(Dataset rows describing interfaces)
========
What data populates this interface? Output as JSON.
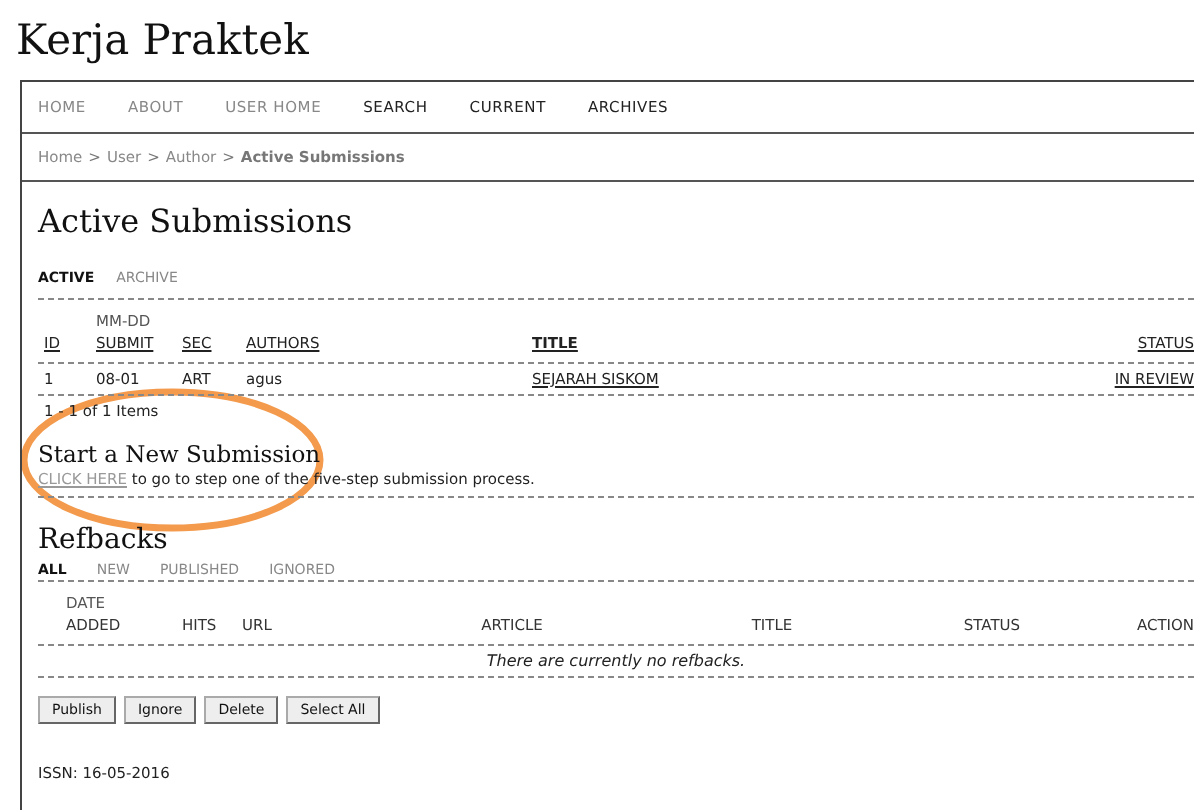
{
  "site_title": "Kerja Praktek",
  "nav": [
    {
      "label": "HOME",
      "visited": true
    },
    {
      "label": "ABOUT",
      "visited": true
    },
    {
      "label": "USER HOME",
      "visited": true
    },
    {
      "label": "SEARCH",
      "visited": false
    },
    {
      "label": "CURRENT",
      "visited": false
    },
    {
      "label": "ARCHIVES",
      "visited": false
    }
  ],
  "breadcrumb": {
    "links": [
      "Home",
      "User",
      "Author"
    ],
    "separator": ">",
    "current": "Active Submissions"
  },
  "page_title": "Active Submissions",
  "tabs": [
    {
      "label": "ACTIVE",
      "selected": true
    },
    {
      "label": "ARCHIVE",
      "selected": false
    }
  ],
  "submissions": {
    "columns": [
      {
        "label": "ID"
      },
      {
        "top": "MM-DD",
        "label": "SUBMIT"
      },
      {
        "label": "SEC"
      },
      {
        "label": "AUTHORS"
      },
      {
        "label": "TITLE"
      },
      {
        "label": "STATUS"
      }
    ],
    "rows": [
      {
        "id": "1",
        "submit": "08-01",
        "sec": "ART",
        "authors": "agus",
        "title": "SEJARAH SISKOM",
        "status": "IN REVIEW"
      }
    ],
    "pager": "1 - 1 of 1 Items"
  },
  "new_submission": {
    "heading": "Start a New Submission",
    "link": "CLICK HERE",
    "text": "to go to step one of the five-step submission process.",
    "highlighted": true
  },
  "refbacks": {
    "heading": "Refbacks",
    "tabs": [
      {
        "label": "ALL",
        "selected": true
      },
      {
        "label": "NEW",
        "selected": false
      },
      {
        "label": "PUBLISHED",
        "selected": false
      },
      {
        "label": "IGNORED",
        "selected": false
      }
    ],
    "columns": [
      {
        "top": "DATE",
        "label": "ADDED"
      },
      {
        "label": "HITS"
      },
      {
        "label": "URL"
      },
      {
        "label": "ARTICLE"
      },
      {
        "label": "TITLE"
      },
      {
        "label": "STATUS"
      },
      {
        "label": "ACTION"
      }
    ],
    "empty_message": "There are currently no refbacks.",
    "buttons": [
      "Publish",
      "Ignore",
      "Delete",
      "Select All"
    ]
  },
  "footer": "ISSN: 16-05-2016"
}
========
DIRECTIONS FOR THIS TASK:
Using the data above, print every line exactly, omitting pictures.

EXPECTED ANSWER:
What data populates this interface? Output as JSON.
{
  "site_title": "Kerja Praktek",
  "nav": [
    {
      "label": "HOME",
      "visited": true
    },
    {
      "label": "ABOUT",
      "visited": true
    },
    {
      "label": "USER HOME",
      "visited": true
    },
    {
      "label": "SEARCH",
      "visited": false
    },
    {
      "label": "CURRENT",
      "visited": false
    },
    {
      "label": "ARCHIVES",
      "visited": false
    }
  ],
  "breadcrumb": {
    "links": [
      "Home",
      "User",
      "Author"
    ],
    "separator": ">",
    "current": "Active Submissions"
  },
  "page_title": "Active Submissions",
  "tabs": [
    {
      "label": "ACTIVE",
      "selected": true
    },
    {
      "label": "ARCHIVE",
      "selected": false
    }
  ],
  "submissions": {
    "columns": [
      {
        "label": "ID"
      },
      {
        "top": "MM-DD",
        "label": "SUBMIT"
      },
      {
        "label": "SEC"
      },
      {
        "label": "AUTHORS"
      },
      {
        "label": "TITLE"
      },
      {
        "label": "STATUS"
      }
    ],
    "rows": [
      {
        "id": "1",
        "submit": "08-01",
        "sec": "ART",
        "authors": "agus",
        "title": "SEJARAH SISKOM",
        "status": "IN REVIEW"
      }
    ],
    "pager": "1 - 1 of 1 Items"
  },
  "new_submission": {
    "heading": "Start a New Submission",
    "link": "CLICK HERE",
    "text": "to go to step one of the five-step submission process.",
    "highlighted": true
  },
  "refbacks": {
    "heading": "Refbacks",
    "tabs": [
      {
        "label": "ALL",
        "selected": true
      },
      {
        "label": "NEW",
        "selected": false
      },
      {
        "label": "PUBLISHED",
        "selected": false
      },
      {
        "label": "IGNORED",
        "selected": false
      }
    ],
    "columns": [
      {
        "top": "DATE",
        "label": "ADDED"
      },
      {
        "label": "HITS"
      },
      {
        "label": "URL"
      },
      {
        "label": "ARTICLE"
      },
      {
        "label": "TITLE"
      },
      {
        "label": "STATUS"
      },
      {
        "label": "ACTION"
      }
    ],
    "empty_message": "There are currently no refbacks.",
    "buttons": [
      "Publish",
      "Ignore",
      "Delete",
      "Select All"
    ]
  },
  "footer": "ISSN: 16-05-2016"
}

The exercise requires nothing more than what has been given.